++++ EXERCISE DATA ++++

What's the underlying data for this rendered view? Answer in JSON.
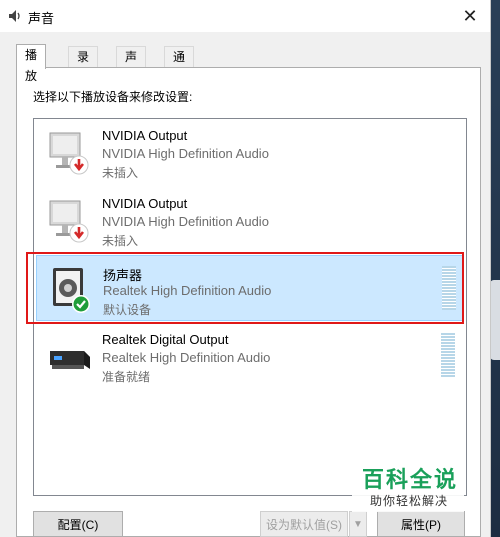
{
  "window": {
    "title": "声音",
    "close_glyph": "✕"
  },
  "tabs": [
    {
      "label": "播放",
      "active": true
    },
    {
      "label": "录制",
      "active": false
    },
    {
      "label": "声音",
      "active": false
    },
    {
      "label": "通信",
      "active": false
    }
  ],
  "instruction": "选择以下播放设备来修改设置:",
  "devices": [
    {
      "name": "NVIDIA Output",
      "driver": "NVIDIA High Definition Audio",
      "status": "未插入",
      "icon": "monitor-icon",
      "badge": "unplugged-red-arrow-icon"
    },
    {
      "name": "NVIDIA Output",
      "driver": "NVIDIA High Definition Audio",
      "status": "未插入",
      "icon": "monitor-icon",
      "badge": "unplugged-red-arrow-icon"
    },
    {
      "name": "扬声器",
      "driver": "Realtek High Definition Audio",
      "status": "默认设备",
      "icon": "speaker-icon",
      "badge": "default-checkmark-icon",
      "selected": true
    },
    {
      "name": "Realtek Digital Output",
      "driver": "Realtek High Definition Audio",
      "status": "准备就绪",
      "icon": "digital-output-icon"
    }
  ],
  "buttons": {
    "configure": "配置(C)",
    "set_default": "设为默认值(S)",
    "set_default_arrow": "▼",
    "properties": "属性(P)"
  },
  "watermark": {
    "title": "百科全说",
    "subtitle": "助你轻松解决"
  },
  "colors": {
    "selection": "#cce8ff",
    "highlight_box": "#e01818",
    "watermark_green": "#1aa05a"
  }
}
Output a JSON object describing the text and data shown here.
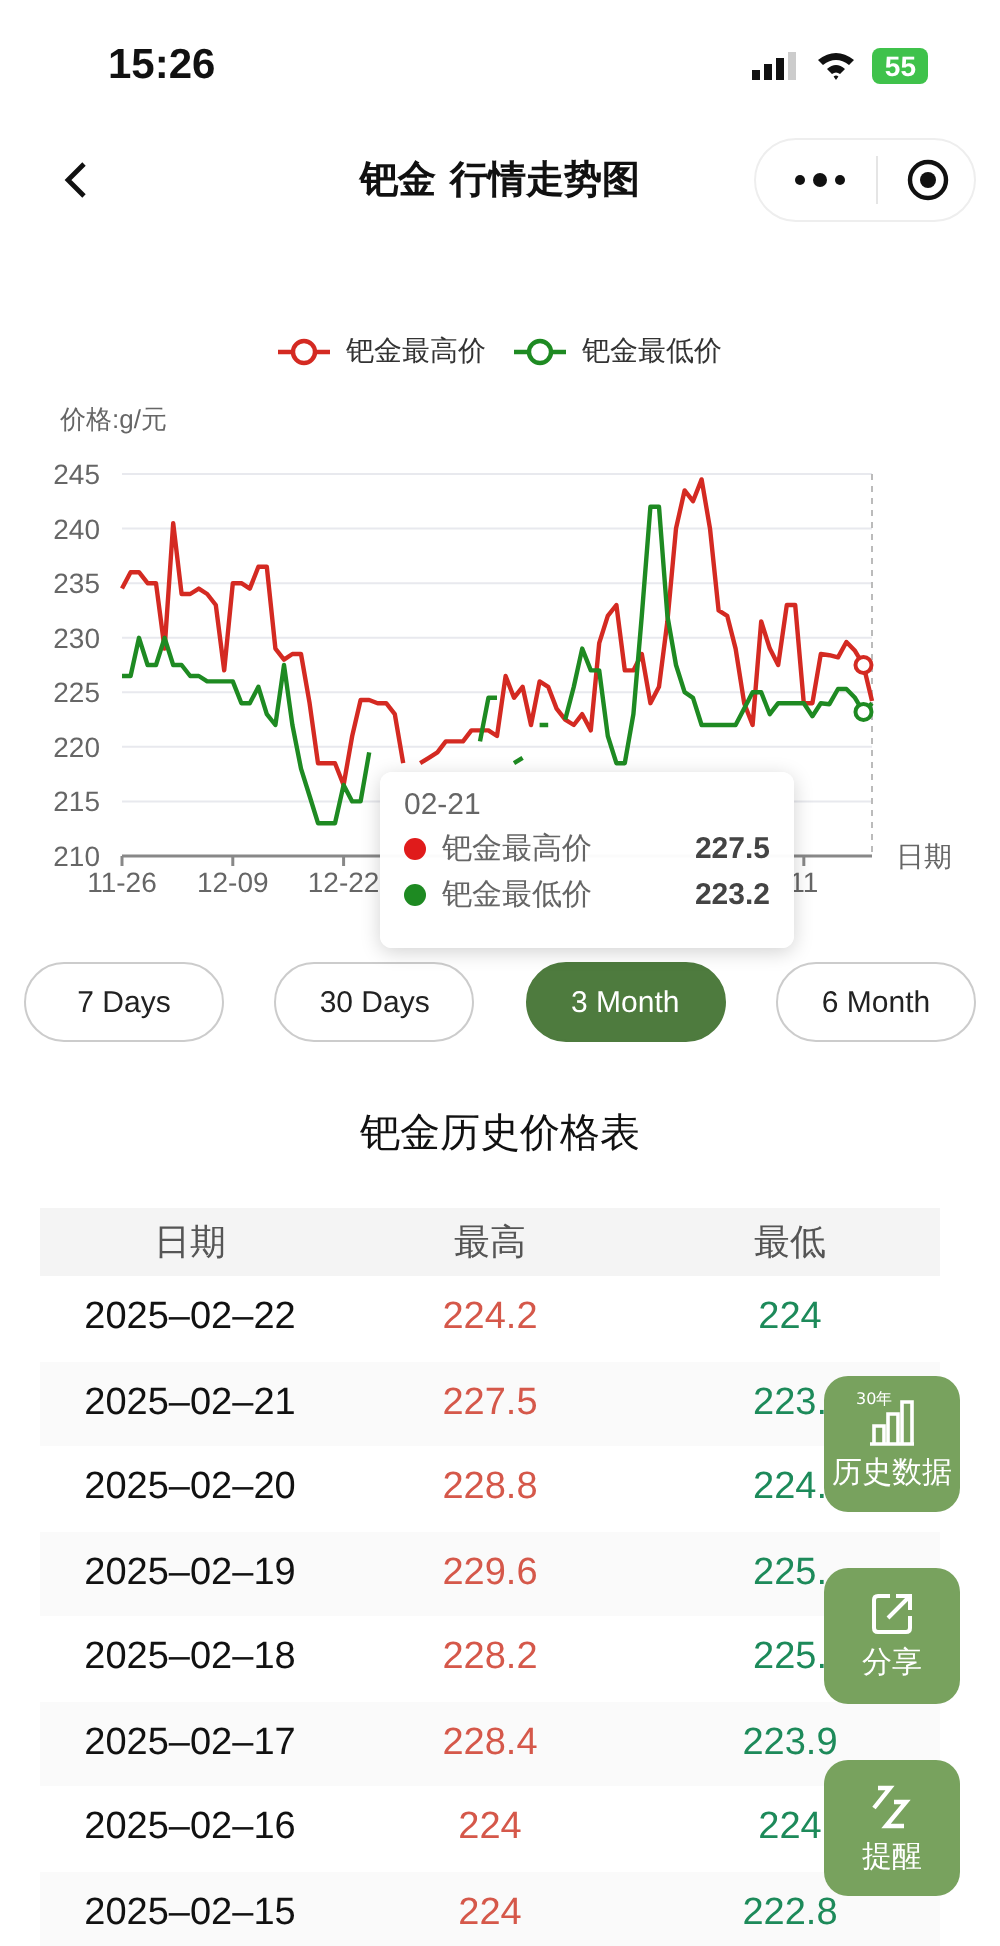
{
  "status_bar": {
    "time": "15:26",
    "battery": "55"
  },
  "nav": {
    "title": "钯金 行情走势图"
  },
  "chart": {
    "chart_data": {
      "type": "line",
      "ylabel": "价格:g/元",
      "xlabel": "日期",
      "grid": true,
      "categories": [
        "11-26",
        null,
        null,
        null,
        null,
        null,
        null,
        null,
        null,
        null,
        null,
        null,
        null,
        "12-09",
        null,
        null,
        null,
        null,
        null,
        null,
        null,
        null,
        null,
        null,
        null,
        null,
        "12-22",
        null,
        null,
        null,
        null,
        null,
        null,
        null,
        null,
        null,
        null,
        null,
        null,
        null,
        null,
        null,
        null,
        null,
        null,
        null,
        null,
        null,
        null,
        null,
        null,
        null,
        null,
        null,
        null,
        null,
        null,
        null,
        null,
        null,
        null,
        null,
        null,
        null,
        null,
        null,
        null,
        null,
        null,
        null,
        null,
        null,
        null,
        null,
        null,
        null,
        null,
        null,
        null,
        null,
        "11",
        null,
        null,
        null,
        null,
        null,
        null,
        null,
        null
      ],
      "series": [
        {
          "name": "钯金最高价",
          "color": "#d42a22",
          "values": [
            234.5,
            236,
            236,
            235,
            235,
            229,
            240.5,
            234,
            234,
            234.5,
            234,
            233,
            227,
            235,
            235,
            234.5,
            236.5,
            236.5,
            229,
            228,
            228.5,
            228.5,
            224,
            218.5,
            218.5,
            218.5,
            216.5,
            221,
            224.3,
            224.3,
            224,
            224,
            223,
            218.5,
            null,
            218.5,
            219,
            219.5,
            220.5,
            220.5,
            220.5,
            221.5,
            221.5,
            221.5,
            221,
            226.5,
            224.5,
            225.5,
            222,
            226,
            225.5,
            223.5,
            222.5,
            222,
            223,
            221.5,
            229.5,
            232,
            233,
            227,
            227,
            228.5,
            224,
            225.5,
            231.5,
            240,
            243.5,
            242.5,
            244.5,
            240,
            232.5,
            232,
            229,
            224,
            222,
            231.5,
            229,
            227.5,
            233,
            233,
            224,
            224,
            228.5,
            228.4,
            228.2,
            229.6,
            228.8,
            227.5,
            224.2
          ]
        },
        {
          "name": "钯金最低价",
          "color": "#1e8a22",
          "values": [
            226.5,
            226.5,
            230,
            227.5,
            227.5,
            230,
            227.5,
            227.5,
            226.5,
            226.5,
            226,
            226,
            226,
            226,
            224,
            224,
            225.5,
            223,
            222,
            227.5,
            222,
            218,
            215.5,
            213,
            213,
            213,
            216.5,
            215,
            215,
            219.5,
            null,
            null,
            null,
            null,
            null,
            null,
            null,
            null,
            null,
            null,
            null,
            null,
            220.5,
            224.5,
            224.5,
            null,
            218.5,
            219,
            null,
            222,
            222,
            null,
            222.5,
            225.5,
            229,
            227,
            227,
            221,
            218.5,
            218.5,
            223,
            232,
            242,
            242,
            232,
            227.5,
            225,
            224.5,
            222,
            222,
            222,
            222,
            222,
            223.5,
            225,
            225,
            223,
            224,
            224,
            224,
            224,
            222.8,
            224,
            223.9,
            225.3,
            225.3,
            224.5,
            223.2,
            224
          ]
        }
      ],
      "ylim": [
        210,
        245
      ],
      "yticks": [
        210,
        215,
        220,
        225,
        230,
        235,
        240,
        245
      ]
    },
    "tooltip": {
      "date": "02-21",
      "rows": [
        {
          "name": "钯金最高价",
          "value": "227.5",
          "color": "#e01b1b"
        },
        {
          "name": "钯金最低价",
          "value": "223.2",
          "color": "#1e8a22"
        }
      ]
    }
  },
  "ranges": [
    {
      "label": "7 Days",
      "selected": false
    },
    {
      "label": "30 Days",
      "selected": false
    },
    {
      "label": "3 Month",
      "selected": true
    },
    {
      "label": "6 Month",
      "selected": false
    }
  ],
  "table": {
    "title": "钯金历史价格表",
    "columns": [
      "日期",
      "最高",
      "最低"
    ],
    "rows": [
      [
        "2025–02–22",
        "224.2",
        "224"
      ],
      [
        "2025–02–21",
        "227.5",
        "223."
      ],
      [
        "2025–02–20",
        "228.8",
        "224."
      ],
      [
        "2025–02–19",
        "229.6",
        "225."
      ],
      [
        "2025–02–18",
        "228.2",
        "225."
      ],
      [
        "2025–02–17",
        "228.4",
        "223.9"
      ],
      [
        "2025–02–16",
        "224",
        "224"
      ],
      [
        "2025–02–15",
        "224",
        "222.8"
      ]
    ]
  },
  "floating_actions": [
    {
      "kind": "history",
      "badge": "30年",
      "label": "历史数据"
    },
    {
      "kind": "share",
      "label": "分享"
    },
    {
      "kind": "remind",
      "label": "提醒"
    }
  ]
}
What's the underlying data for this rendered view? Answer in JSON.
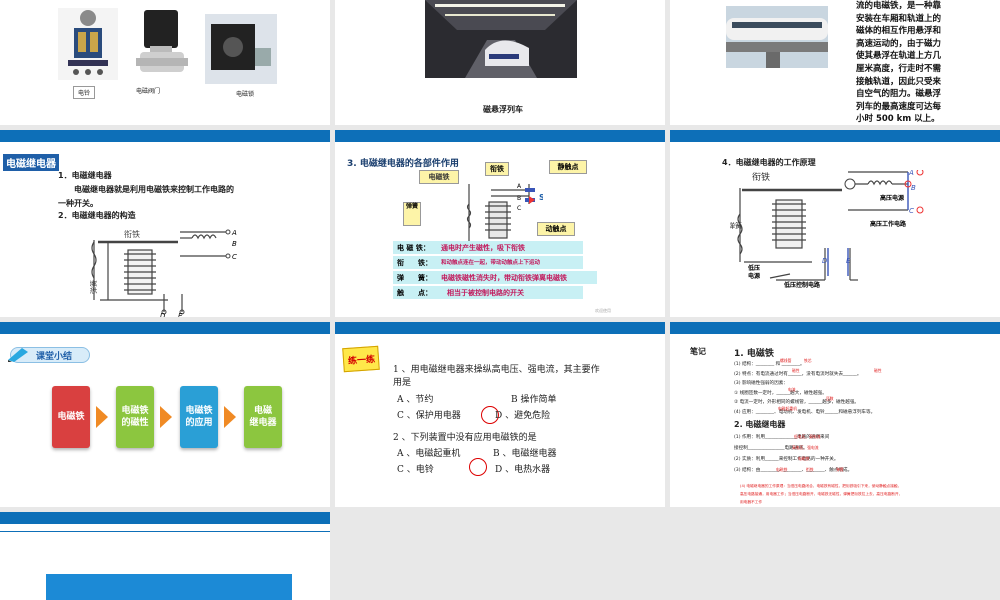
{
  "s1": {
    "captions": [
      "电铃",
      "电磁阀门",
      "电磁锁"
    ]
  },
  "s2": {
    "caption": "磁悬浮列车"
  },
  "s3": {
    "text_lines": [
      "流的电磁铁，是一种靠",
      "安装在车厢和轨道上的",
      "磁体的相互作用悬浮和",
      "高速运动的，由于磁力",
      "使其悬浮在轨道上方几",
      "厘米高度，行走时不需",
      "接触轨道，因此只受来",
      "自空气的阻力。磁悬浮",
      "列车的最高速度可达每",
      "小时 500 km 以上。"
    ]
  },
  "s4": {
    "tag": "电磁继电器",
    "line1": "1．电磁继电器",
    "line2": "电磁继电器就是利用电磁铁来控制工作电路的",
    "line3": "一种开关。",
    "line4": "2．电磁继电器的构造",
    "diagram": {
      "armature": "衔铁",
      "spring": "弹簧",
      "magnet": "电磁铁",
      "A": "A",
      "B": "B",
      "C": "C",
      "D": "D",
      "E": "E"
    }
  },
  "s5": {
    "title": "3. 电磁继电器的各部件作用",
    "labels": {
      "magnet": "电磁铁",
      "armature": "衔铁",
      "static": "静触点",
      "spring": "弹簧",
      "moving": "动触点",
      "A": "A",
      "B": "B",
      "C": "C",
      "S": "S"
    },
    "rows": [
      {
        "k": "电 磁 铁：",
        "v": "通电时产生磁性，吸下衔铁"
      },
      {
        "k": "衔　　铁：",
        "v": "和动触点连在一起，带动动触点上下运动"
      },
      {
        "k": "弹　　簧：",
        "v": "电磁铁磁性消失时，带动衔铁弹离电磁铁"
      },
      {
        "k": "触　　点：",
        "v": "相当于被控制电路的开关"
      }
    ],
    "watermark": "欢迎使用"
  },
  "s6": {
    "title": "4．电磁继电器的工作原理",
    "labels": {
      "armature": "衔铁",
      "spring": "弹簧",
      "magnet": "电磁铁",
      "hv_power": "高压电源",
      "hv_circuit": "高压工作电路",
      "lv_power_1": "低压",
      "lv_power_2": "电源",
      "lv_circuit": "低压控制电路",
      "A": "A",
      "B": "B",
      "C": "C",
      "D": "D",
      "E": "E"
    }
  },
  "s7": {
    "title": "课堂小结",
    "steps": [
      "电磁铁",
      "电磁铁\n的磁性",
      "电磁铁\n的应用",
      "电磁\n继电器"
    ],
    "colors": [
      "#d94040",
      "#8cc63f",
      "#2a9fd6",
      "#8cc63f"
    ]
  },
  "s8": {
    "badge": "练一练",
    "q1": "1 、用电磁继电器来操纵高电压、强电流，其主要作",
    "q1b": "用是",
    "q1_opts": [
      "A 、节约",
      "B 操作简单",
      "C 、保护用电器",
      "D 、避免危险"
    ],
    "q2": "2 、下列装置中没有应用电磁铁的是",
    "q2_opts": [
      "A 、电磁起重机",
      "B 、电磁继电器",
      "C 、电铃",
      "D 、电热水器"
    ]
  },
  "s9": {
    "label": "笔记",
    "h1": "1. 电磁铁",
    "lines": [
      "(1) 结构：________ 和 ________。",
      "(2) 特点：有电流通过时有______，没有电流时就失去______。",
      "(3) 影响磁性强弱的因素：",
      "① 线圈匝数一定时，______越大，磁性越强。",
      "② 电流一定时，外形相同的螺线管，______越多，磁性越强。",
      "(4) 应用：________、电动机、发电机、电铃______和磁悬浮列车等。"
    ],
    "h2": "2. 电磁继电器",
    "lines2": [
      "(1) 作用：利用______________电路的通断来间",
      "接控制________________电路通断。",
      "(2) 实质：利用______来控制工作电路的一种开关。",
      "(3) 结构：由________、________、________、触点组成。"
    ],
    "red_fills": [
      "螺线管",
      "铁芯",
      "磁性",
      "磁性",
      "电流",
      "匝数",
      "电磁起重机",
      "低电压、弱电流",
      "高电压、强电流",
      "电磁铁",
      "电磁铁",
      "衔铁",
      "弹簧"
    ],
    "red_note": [
      "(4) 电磁继电器的工作原理：当低压电路闭合，电磁铁有磁性，把衔铁吸引下来，使动静触点接触，",
      "高压电路接通，用电器工作；当低压电路断开，电磁铁无磁性，弹簧把衔铁拉上去，高压电路断开，",
      "用电器不工作"
    ]
  }
}
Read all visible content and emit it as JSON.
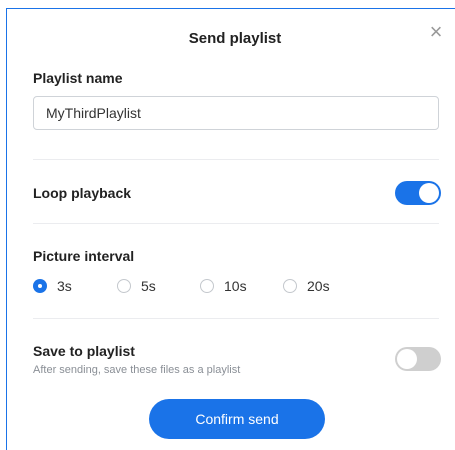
{
  "dialog": {
    "title": "Send playlist"
  },
  "playlist_name": {
    "label": "Playlist name",
    "value": "MyThirdPlaylist"
  },
  "loop_playback": {
    "label": "Loop playback",
    "enabled": true
  },
  "picture_interval": {
    "label": "Picture interval",
    "options": [
      "3s",
      "5s",
      "10s",
      "20s"
    ],
    "selected": "3s"
  },
  "save_to_playlist": {
    "label": "Save to playlist",
    "description": "After sending, save these files as a playlist",
    "enabled": false
  },
  "actions": {
    "confirm_label": "Confirm send"
  },
  "colors": {
    "accent": "#1a73e8",
    "toggle_off": "#cfcfcf"
  },
  "icons": {
    "close": "close-icon"
  }
}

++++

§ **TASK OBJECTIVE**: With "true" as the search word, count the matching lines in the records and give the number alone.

§ **ANSWER SPACE**: 5